My own connection to Day of the Dead comes from the fact that it’s the first horror movie that stands out in my head that I was aware of…and extremely creeped out by just by its movie poster. Given the proximity of the town I grew up in to Pittsburgh, it’s fair to say that we had to have the movie in theaters (or in my case, I recall it being shown at the local drive-in) in the early part of its theatrical run. I wouldn’t really sit and watch the film until college and a couple of times afterward…looking at it more as a zombie movie than for its social commentary. And it’s in that frame of reference that the majority opinion arises that the film is the lesser of the trilogy. Having watched the film with an eye to that commentary…as well as taking into consideration the commentary in place within the previous films…it’s hard to present a case where I could put any one film over the other. I’ll confess that Night remains my favorite…simply for the gut punch of an ending. Dawn and Day have impactful commentary, but each concludes with at least someone getting away. And since we’re talking about Day…thank heavens it DOES have a relatively happy ending. [Or does it? – Ed.] Because as George’s darkest film in the series to this point, to end it with a gut-punch like Night would have been too much. Instead of crying, I probably would’ve reached for a razor blade! If you’ve yet to see it and consider yourself a fan of the zombie genre, you need to seek out and watch this film. If you’ve seen it before but find it not to be as good as Romero’s other films in this first trilogy, do yourself a favor and give it another chance with a fresh set of eyes focused more on the commentary. Hopefully it will do the same for you as it did me, elevate the work and allow you to once again consider a work carefully put together by a master.
One trilogy down!
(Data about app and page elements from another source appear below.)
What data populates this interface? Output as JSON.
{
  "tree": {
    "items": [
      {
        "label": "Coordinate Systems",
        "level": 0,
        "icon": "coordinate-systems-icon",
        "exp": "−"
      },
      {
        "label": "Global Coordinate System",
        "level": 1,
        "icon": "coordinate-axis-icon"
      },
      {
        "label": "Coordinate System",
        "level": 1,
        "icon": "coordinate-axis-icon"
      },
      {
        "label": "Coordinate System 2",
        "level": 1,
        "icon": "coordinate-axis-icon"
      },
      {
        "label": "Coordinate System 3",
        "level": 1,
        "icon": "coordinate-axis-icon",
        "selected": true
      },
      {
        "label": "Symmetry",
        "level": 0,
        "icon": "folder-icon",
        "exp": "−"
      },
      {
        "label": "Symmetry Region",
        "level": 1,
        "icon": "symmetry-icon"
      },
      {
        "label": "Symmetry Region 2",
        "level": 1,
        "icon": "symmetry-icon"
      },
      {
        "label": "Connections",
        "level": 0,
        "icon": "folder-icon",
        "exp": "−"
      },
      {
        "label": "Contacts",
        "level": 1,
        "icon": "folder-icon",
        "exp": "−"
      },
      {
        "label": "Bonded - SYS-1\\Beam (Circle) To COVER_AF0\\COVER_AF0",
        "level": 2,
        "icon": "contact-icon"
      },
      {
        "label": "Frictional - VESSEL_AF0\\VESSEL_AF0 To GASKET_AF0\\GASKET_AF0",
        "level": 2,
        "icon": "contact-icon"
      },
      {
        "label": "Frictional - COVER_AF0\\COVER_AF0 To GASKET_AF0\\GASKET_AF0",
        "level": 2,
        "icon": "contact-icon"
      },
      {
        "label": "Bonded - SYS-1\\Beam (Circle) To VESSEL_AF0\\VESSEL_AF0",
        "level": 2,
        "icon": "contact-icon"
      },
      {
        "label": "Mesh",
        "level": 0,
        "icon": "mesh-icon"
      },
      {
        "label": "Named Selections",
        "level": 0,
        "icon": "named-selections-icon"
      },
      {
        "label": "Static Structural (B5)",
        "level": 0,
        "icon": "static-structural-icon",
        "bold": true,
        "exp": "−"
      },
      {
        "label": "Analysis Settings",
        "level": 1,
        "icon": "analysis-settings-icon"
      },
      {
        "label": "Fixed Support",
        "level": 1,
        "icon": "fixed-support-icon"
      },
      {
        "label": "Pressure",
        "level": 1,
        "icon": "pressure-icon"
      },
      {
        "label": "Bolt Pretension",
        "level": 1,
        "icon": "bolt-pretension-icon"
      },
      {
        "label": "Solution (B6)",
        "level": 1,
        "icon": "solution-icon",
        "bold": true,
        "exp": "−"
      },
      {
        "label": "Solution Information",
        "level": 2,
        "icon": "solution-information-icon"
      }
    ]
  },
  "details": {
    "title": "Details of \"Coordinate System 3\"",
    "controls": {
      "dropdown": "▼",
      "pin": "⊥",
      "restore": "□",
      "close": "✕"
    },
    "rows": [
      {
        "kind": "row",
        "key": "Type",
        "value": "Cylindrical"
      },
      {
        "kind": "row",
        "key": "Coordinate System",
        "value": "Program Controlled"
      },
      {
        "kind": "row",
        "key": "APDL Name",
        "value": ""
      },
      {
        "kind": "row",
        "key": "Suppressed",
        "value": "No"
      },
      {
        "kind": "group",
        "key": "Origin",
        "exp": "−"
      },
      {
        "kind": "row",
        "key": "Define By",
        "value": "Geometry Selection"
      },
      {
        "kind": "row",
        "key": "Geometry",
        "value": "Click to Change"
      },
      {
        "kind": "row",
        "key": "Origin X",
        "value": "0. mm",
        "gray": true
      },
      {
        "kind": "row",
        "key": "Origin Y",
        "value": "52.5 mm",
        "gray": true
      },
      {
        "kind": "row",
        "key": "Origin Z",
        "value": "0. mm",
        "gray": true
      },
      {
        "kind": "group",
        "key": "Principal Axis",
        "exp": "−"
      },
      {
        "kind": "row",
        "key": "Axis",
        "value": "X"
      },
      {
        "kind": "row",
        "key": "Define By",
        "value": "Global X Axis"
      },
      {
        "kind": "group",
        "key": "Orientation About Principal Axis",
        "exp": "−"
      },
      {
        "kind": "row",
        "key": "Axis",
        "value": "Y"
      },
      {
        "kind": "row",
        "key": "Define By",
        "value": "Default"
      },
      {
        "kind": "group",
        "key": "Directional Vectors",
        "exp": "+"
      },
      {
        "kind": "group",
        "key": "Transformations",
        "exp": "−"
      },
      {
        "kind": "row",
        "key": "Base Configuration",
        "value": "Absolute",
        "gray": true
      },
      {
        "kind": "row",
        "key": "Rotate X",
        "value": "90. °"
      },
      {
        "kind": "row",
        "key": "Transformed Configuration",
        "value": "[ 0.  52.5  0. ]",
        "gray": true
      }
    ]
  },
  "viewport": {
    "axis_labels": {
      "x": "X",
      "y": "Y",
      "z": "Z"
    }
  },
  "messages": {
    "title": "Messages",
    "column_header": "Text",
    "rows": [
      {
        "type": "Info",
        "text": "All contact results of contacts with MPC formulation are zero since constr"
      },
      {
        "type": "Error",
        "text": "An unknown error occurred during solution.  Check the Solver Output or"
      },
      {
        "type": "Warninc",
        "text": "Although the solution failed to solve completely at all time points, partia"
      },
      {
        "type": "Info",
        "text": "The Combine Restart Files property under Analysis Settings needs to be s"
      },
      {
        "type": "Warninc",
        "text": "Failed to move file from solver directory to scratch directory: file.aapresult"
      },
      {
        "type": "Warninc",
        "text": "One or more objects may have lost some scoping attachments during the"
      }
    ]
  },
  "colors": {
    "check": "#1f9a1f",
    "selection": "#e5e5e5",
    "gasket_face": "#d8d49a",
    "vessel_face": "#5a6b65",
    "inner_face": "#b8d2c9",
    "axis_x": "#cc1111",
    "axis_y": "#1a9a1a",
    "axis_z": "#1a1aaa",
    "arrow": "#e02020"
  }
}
On to the next…but is Land of the Dead the first of a new set of stories…or the last of the old set?